2016 | 70 mins
Country of Production: Australia
Countries/Cultures Featured: Sweden, Norway, Sápmi
North American Premiere | Director in Attendance
Sunday, October 16 | Noon | Program F18
Inghilda Tapio, a Saami artist from northern Sweden, has followed an arduous path to become a voice for her community. Born into a nomadic reindeer-herding family above the Arctic Circle, Tapio was taken into a Swedish government program in the 1950s that required nomadic children to attend residential boarding schools in a misguided attempt at cultural assimilation. Inghilda was a part of this “stolen generation,” forced from her teepee home at the age of seven, separated from her parents, and thrown into unfamiliar Swedish customs. In the nearly 70 years since, she has built a long and illustrious career as a poet and activist, championing Saami language and culture through her vivid writings.

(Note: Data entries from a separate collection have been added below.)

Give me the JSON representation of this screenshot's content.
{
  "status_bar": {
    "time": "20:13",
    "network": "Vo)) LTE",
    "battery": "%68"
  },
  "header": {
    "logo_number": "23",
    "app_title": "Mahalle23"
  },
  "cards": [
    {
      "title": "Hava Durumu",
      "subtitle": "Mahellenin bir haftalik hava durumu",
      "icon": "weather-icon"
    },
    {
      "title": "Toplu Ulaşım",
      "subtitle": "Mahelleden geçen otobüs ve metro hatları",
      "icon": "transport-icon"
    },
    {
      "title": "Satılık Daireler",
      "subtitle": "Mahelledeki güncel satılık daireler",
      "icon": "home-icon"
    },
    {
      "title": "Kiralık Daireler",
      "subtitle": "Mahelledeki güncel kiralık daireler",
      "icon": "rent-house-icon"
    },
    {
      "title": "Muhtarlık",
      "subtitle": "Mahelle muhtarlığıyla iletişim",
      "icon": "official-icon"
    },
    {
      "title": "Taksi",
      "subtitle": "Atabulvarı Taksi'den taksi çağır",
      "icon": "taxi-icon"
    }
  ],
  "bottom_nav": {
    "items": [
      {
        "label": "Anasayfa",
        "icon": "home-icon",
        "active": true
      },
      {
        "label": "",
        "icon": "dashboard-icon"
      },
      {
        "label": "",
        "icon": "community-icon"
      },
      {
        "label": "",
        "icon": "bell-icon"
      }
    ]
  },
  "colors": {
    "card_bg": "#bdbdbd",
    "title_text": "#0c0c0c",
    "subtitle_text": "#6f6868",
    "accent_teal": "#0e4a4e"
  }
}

Her story illuminates how one of Europe’s last indigenous populations is regaining its voice and fighting for its land and way of life.
“When I met Inghilda Tapio, my collaborator in Reindeer in My Saami Heart, I was struck by the power of her autobiographical writing and poetry, which expressed her trauma and confusion caused by Swedish government education and ‘assimilation’ policies in the 1950s. Saami children as young as seven were removed from their nomadic families for extended periods, and they were forbidden from using their own Saami language at boarding school. Inghilda’s writing also expresses her positive memories of growing up in a nomadic reindeer-herding family, and this is an invaluable record as she is one of the last generation to have experienced both the nomadic and settled town life.
In my previous documentaries such as Jabe Babe—A Heightened Life and Maverick Mother, I have utilized performance and design in addition to observational filming, as it serves to reframe a personal story and extend it into the political realm, enabling the film’s participants to present their own story in their own words. It is particularly important for women to be given the opportunity to voice their subjective realities and struggles. This hybrid approach differs from conventional ethnographic films or television documentaries that commonly employ a detached, authoritative ‘Voice of God’ narration, or treat the participants as ‘exotic’ or ‘other’. Postcolonial theorists now recognize the need for academics and filmmakers to work as partners with communities where possible, and this may mean seeking feedback and approvals during the editing process. In Reindeer in My Saami Heart, I have incorporated Inghilda’s poetry readings, performed in her Northern Saami language and in English, into the film, and acknowledge her as a highly educated and accomplished speaker of multiple languages. Inghilda started writing as she saw her own language under threat in the 1960s and 1970s, so I felt that it was important for international audiences to experience the power of her writing through spoken word performance and graphic representation, without the use of subtitles, and for Saami audiences to be able to appreciate the film in their own language as well.”
—Janet Merewether | Director, Reindeer in My Saami Heart